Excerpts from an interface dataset
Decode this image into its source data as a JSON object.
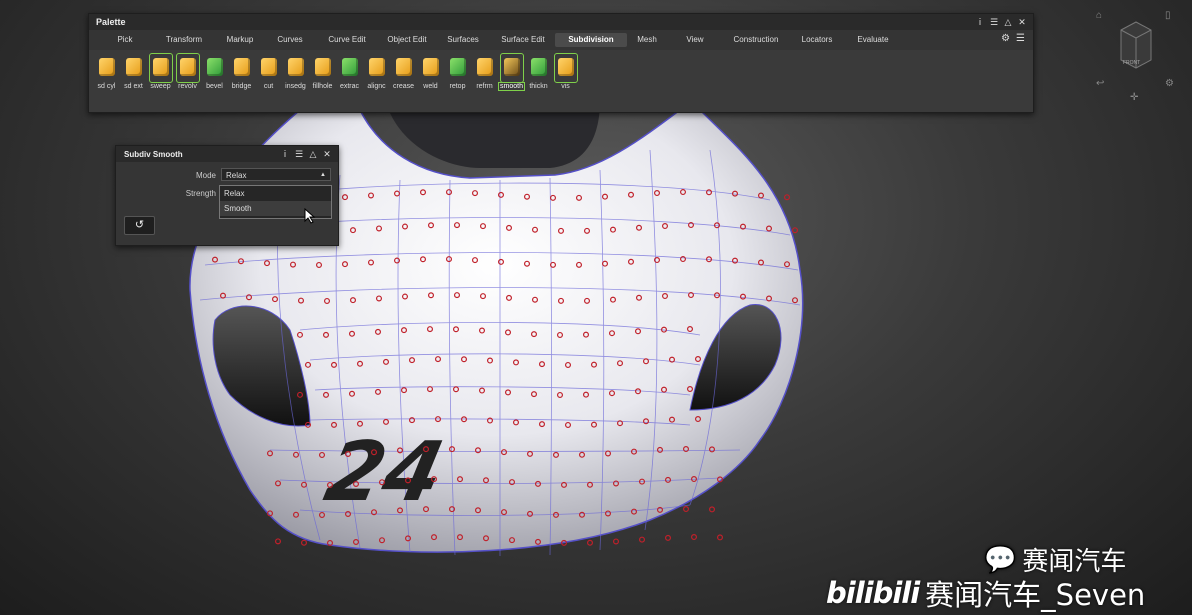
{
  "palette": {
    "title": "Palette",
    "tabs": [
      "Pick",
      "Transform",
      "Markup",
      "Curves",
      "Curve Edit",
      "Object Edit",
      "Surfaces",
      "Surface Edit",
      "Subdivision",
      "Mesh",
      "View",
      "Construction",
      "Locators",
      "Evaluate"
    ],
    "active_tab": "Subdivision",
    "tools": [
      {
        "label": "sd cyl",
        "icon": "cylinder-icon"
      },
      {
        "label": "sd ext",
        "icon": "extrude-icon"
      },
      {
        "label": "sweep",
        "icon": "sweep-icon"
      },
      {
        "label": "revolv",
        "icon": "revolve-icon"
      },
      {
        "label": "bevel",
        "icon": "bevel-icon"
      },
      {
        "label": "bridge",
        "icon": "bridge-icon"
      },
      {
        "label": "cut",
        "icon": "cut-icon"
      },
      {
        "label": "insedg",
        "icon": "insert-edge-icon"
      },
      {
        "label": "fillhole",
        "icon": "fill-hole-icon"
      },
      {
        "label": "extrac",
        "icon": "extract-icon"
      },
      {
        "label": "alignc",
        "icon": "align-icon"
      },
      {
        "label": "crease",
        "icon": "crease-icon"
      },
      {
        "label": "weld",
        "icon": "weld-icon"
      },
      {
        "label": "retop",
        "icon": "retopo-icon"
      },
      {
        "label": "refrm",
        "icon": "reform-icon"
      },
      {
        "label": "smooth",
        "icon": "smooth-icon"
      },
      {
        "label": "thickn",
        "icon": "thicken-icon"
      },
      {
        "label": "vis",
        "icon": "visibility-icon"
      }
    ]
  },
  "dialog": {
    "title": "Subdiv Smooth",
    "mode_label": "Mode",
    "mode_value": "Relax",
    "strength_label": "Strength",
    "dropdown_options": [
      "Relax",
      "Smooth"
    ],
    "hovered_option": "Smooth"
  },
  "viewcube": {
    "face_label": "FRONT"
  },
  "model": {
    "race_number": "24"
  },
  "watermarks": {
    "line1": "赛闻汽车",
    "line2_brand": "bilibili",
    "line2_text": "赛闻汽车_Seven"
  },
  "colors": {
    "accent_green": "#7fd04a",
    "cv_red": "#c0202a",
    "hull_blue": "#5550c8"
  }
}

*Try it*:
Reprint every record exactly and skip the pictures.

*Answer box*:
Decode this image into its source data as a JSON object.
{
  "palette": {
    "title": "Palette",
    "tabs": [
      "Pick",
      "Transform",
      "Markup",
      "Curves",
      "Curve Edit",
      "Object Edit",
      "Surfaces",
      "Surface Edit",
      "Subdivision",
      "Mesh",
      "View",
      "Construction",
      "Locators",
      "Evaluate"
    ],
    "active_tab": "Subdivision",
    "tools": [
      {
        "label": "sd cyl",
        "icon": "cylinder-icon"
      },
      {
        "label": "sd ext",
        "icon": "extrude-icon"
      },
      {
        "label": "sweep",
        "icon": "sweep-icon"
      },
      {
        "label": "revolv",
        "icon": "revolve-icon"
      },
      {
        "label": "bevel",
        "icon": "bevel-icon"
      },
      {
        "label": "bridge",
        "icon": "bridge-icon"
      },
      {
        "label": "cut",
        "icon": "cut-icon"
      },
      {
        "label": "insedg",
        "icon": "insert-edge-icon"
      },
      {
        "label": "fillhole",
        "icon": "fill-hole-icon"
      },
      {
        "label": "extrac",
        "icon": "extract-icon"
      },
      {
        "label": "alignc",
        "icon": "align-icon"
      },
      {
        "label": "crease",
        "icon": "crease-icon"
      },
      {
        "label": "weld",
        "icon": "weld-icon"
      },
      {
        "label": "retop",
        "icon": "retopo-icon"
      },
      {
        "label": "refrm",
        "icon": "reform-icon"
      },
      {
        "label": "smooth",
        "icon": "smooth-icon"
      },
      {
        "label": "thickn",
        "icon": "thicken-icon"
      },
      {
        "label": "vis",
        "icon": "visibility-icon"
      }
    ]
  },
  "dialog": {
    "title": "Subdiv Smooth",
    "mode_label": "Mode",
    "mode_value": "Relax",
    "strength_label": "Strength",
    "dropdown_options": [
      "Relax",
      "Smooth"
    ],
    "hovered_option": "Smooth"
  },
  "viewcube": {
    "face_label": "FRONT"
  },
  "model": {
    "race_number": "24"
  },
  "watermarks": {
    "line1": "赛闻汽车",
    "line2_brand": "bilibili",
    "line2_text": "赛闻汽车_Seven"
  },
  "colors": {
    "accent_green": "#7fd04a",
    "cv_red": "#c0202a",
    "hull_blue": "#5550c8"
  }
}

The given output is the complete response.